[Proceedings of the conference 1001 Inventions: Muslim Heritage in Our World organised by FSTC, London, 25-26 May 2010]. Aiming at restoring historical continuity to the currently available knowledge on medicine in the Middle Ages, the article summarizes some results from Prof. Abdel-Halim’s extensive primary-source studies of the original Arabic works of ten medieval Islamic medical scholars who lived and practiced between the 9th and 13th centuries and whose works represented original contributions to the progress of anatomy, physiology, clinical medicine and surgery. The article also highlights the importance of continuing research in this field, for the reason that the investigation about the transmission and translation movements that occurred during the Middle Ages are bound to emphasize the universality of knowledge and unity of mankind. Such an assumption will certainly boost cultural inter-appreciation around the world and help to strengthen mutual understandings between the West and the East and, thus, nurture the interaction between different faiths and various civilisations.
Muslim Contributions to the Medical Sciences A Tribute to Dr Rabie E. Abdel-Halim
|A Medical Classic: Al-Razi’s Treatise on Smallpox and Measles
Kitab fi Al Jadari wa Al Hasaba authored by the Muslim physician Abu Bakr Muhammad ibn Zakariya al-Razi (d. ca. 925) is one of the books that remained popular and in great demand for over a millennium, and was also repeatedly translated into many languages.
|Al-Razi on Smallpox and Measles

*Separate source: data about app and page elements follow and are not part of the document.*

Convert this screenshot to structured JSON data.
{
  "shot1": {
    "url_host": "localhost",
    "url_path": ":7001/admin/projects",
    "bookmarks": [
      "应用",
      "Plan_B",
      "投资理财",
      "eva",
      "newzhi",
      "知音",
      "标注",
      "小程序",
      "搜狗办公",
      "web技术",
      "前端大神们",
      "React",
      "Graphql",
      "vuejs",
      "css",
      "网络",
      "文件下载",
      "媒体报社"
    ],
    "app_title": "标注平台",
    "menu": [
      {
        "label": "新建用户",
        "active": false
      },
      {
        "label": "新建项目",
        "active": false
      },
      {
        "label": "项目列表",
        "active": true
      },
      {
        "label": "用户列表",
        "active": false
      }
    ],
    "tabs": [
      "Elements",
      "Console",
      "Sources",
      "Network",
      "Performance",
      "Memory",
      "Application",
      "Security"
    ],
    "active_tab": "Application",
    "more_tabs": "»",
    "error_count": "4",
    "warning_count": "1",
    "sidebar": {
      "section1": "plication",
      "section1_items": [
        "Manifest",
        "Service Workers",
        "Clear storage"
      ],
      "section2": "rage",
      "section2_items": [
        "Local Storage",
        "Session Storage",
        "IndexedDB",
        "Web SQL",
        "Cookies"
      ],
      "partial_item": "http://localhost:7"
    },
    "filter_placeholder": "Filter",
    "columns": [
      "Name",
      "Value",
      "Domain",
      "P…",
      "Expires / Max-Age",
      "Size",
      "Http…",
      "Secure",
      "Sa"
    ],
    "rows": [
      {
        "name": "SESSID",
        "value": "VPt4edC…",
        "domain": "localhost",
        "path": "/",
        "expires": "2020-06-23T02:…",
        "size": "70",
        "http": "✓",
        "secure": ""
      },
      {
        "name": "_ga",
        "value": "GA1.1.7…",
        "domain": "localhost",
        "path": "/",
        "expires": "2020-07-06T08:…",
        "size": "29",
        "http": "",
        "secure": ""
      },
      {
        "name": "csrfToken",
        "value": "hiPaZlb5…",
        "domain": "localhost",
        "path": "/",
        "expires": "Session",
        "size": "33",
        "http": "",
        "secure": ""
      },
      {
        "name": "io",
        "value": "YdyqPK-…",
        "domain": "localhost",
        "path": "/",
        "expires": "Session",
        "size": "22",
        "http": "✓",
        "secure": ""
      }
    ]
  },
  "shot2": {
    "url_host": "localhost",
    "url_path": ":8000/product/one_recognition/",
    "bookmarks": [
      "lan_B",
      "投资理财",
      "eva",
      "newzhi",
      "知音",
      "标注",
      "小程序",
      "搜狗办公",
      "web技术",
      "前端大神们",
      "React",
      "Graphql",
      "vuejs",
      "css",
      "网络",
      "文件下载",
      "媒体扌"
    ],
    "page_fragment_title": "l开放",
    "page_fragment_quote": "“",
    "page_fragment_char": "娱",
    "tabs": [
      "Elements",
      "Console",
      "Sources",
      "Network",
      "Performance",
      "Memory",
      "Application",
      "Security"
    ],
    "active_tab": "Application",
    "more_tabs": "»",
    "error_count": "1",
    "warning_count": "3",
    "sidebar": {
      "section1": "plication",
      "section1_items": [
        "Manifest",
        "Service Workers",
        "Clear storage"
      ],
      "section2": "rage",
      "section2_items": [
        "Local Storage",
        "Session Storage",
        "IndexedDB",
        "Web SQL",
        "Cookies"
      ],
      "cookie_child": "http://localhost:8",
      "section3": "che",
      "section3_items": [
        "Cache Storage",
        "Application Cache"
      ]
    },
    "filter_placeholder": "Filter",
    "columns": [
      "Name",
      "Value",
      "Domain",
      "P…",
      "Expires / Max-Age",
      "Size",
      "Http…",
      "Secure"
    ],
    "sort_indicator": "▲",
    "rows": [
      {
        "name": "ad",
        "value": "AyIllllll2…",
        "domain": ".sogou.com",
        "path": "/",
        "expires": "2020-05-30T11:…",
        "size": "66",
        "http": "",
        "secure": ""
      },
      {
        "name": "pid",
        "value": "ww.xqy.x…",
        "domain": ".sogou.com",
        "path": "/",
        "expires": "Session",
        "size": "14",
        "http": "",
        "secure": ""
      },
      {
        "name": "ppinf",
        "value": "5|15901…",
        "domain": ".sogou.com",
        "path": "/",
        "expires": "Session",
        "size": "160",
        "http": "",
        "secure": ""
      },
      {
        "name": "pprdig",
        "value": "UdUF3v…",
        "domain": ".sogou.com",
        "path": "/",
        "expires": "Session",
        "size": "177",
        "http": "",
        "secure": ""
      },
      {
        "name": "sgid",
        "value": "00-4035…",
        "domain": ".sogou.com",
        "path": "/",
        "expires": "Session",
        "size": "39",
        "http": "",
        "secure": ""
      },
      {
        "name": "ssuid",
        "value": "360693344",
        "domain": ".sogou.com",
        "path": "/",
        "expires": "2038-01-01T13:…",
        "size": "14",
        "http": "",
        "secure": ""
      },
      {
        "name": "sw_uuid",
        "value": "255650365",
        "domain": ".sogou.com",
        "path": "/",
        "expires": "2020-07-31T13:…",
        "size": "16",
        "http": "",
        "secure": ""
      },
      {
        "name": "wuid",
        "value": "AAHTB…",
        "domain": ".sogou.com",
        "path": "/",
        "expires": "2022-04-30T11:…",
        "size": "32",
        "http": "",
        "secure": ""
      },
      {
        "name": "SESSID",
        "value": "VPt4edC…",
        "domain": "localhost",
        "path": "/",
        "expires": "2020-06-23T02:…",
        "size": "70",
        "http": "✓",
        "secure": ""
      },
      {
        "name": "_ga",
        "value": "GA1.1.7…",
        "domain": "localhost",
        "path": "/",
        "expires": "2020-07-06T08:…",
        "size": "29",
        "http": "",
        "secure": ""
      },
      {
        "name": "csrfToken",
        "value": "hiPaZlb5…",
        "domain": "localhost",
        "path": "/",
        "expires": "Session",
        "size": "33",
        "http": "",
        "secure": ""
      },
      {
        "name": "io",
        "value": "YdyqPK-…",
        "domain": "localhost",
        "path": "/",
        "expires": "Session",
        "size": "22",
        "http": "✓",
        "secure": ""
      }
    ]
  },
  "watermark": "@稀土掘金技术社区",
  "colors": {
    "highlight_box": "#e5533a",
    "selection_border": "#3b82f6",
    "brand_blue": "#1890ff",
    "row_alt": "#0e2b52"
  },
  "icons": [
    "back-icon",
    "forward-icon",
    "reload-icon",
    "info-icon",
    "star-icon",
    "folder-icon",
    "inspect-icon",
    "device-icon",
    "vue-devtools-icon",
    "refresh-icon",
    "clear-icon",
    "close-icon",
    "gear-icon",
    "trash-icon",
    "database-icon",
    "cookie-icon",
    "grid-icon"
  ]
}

This article by Dr. Abdulnasser Kaadan shows that as early as the 9th century, the well known Muslim physician al-Razi described, in his book Kitab al-Jadari wa ‘l-Hasba (The Book on Smallpox and Measles), the symptoms of smallpox and measles.
|Al-Razi the Medical Scholar
Al-Razi was “a writer of rare and incredible productiveness as well as the greatest clinician of Islam.” The great works of Al-Razi are of immense significance in the study of medicine.
|Food as Medicine in Muslim Civilization
The subject of food and diet was very essential in the Islamic Cuisine. Both of them were very important in the most of the medical manuscripts in the Ottoman world. Balanced diet was also important rule for healthy life.
|Highly Valued Virtues of Classical Ottoman Turkish Medical Ethics: A View From Past to Future
Virtues such as modesty, contentedness, fidelity and hopefulness expected from a physician must be perceived as general criteria of ethical standards, since principles are also the criteria for the preference of values, in a sense.
|Ibn Zuhr and the Progress of Surgery
This study of the original Arabic edition of the book Al-Taysir fi ‘l-Mudawat wa’l-Tadbir (Book of Simplification Concerning Therapeutics and Diet) written by the Muslim physician Ibn Zuhr (Avenzoar, 1093-1162 CE) aims…
|Lady Montagu and the Introduction of Smallpox Inoculation to England
The English aristocrat and writer Lady Mary Wortley Montagu (1689-1762) is today remembered particularly for her letters from Turkey, an early example of a secular work by a Western woman about the Muslim Orient.
|Medical Sciences in the Islamic Civilization
The medical sciences and related fields have enjoyed great peaks in achievement through Muslim scholarship, which raised both standards of practice and the status of the physician. This article delves…
A parade of surgeons, on the left side. Ottoman miniature painting, from the Surname-i Vehbi (1720) at the Topkapı Palace Museum in Istanbul.
from Hayriyye-i Nabi, 17th Century